Excerpts from an interface dataset:

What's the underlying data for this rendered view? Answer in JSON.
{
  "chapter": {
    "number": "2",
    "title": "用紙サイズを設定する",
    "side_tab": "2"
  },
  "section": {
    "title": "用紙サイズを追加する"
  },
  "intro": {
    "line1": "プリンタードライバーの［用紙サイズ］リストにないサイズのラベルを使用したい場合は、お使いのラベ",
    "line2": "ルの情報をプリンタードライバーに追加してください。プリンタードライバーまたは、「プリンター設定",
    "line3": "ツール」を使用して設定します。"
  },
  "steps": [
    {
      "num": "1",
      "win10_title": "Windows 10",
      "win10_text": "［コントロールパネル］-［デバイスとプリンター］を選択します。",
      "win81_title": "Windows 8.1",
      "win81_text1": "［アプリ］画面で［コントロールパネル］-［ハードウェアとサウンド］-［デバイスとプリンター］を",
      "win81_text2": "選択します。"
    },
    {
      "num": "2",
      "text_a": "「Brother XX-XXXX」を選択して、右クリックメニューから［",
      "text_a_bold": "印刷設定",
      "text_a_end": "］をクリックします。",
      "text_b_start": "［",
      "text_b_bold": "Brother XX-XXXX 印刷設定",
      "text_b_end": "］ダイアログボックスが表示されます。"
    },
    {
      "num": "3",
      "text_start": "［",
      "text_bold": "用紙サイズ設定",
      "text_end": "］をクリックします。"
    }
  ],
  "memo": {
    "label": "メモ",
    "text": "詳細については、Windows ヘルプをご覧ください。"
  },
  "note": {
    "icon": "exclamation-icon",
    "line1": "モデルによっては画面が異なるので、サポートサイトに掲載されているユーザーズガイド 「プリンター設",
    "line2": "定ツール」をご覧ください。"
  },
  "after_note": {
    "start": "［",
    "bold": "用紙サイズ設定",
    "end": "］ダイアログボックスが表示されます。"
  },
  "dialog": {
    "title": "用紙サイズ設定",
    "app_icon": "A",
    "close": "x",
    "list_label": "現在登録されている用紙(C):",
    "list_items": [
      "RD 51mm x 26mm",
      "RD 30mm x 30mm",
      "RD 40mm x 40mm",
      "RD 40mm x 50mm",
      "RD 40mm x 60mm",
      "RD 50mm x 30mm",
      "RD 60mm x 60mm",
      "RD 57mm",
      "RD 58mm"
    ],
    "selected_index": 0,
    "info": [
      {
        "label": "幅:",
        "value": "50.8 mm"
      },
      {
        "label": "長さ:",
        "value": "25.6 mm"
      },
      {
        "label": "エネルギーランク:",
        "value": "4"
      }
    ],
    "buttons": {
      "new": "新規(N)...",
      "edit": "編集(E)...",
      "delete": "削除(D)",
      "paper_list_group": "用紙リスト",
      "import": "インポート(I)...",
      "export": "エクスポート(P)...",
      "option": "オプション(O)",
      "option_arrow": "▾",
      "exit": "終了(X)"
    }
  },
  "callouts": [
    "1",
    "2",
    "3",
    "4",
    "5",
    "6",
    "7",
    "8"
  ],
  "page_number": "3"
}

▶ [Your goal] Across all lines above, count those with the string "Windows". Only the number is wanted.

▶ [Task answer] 3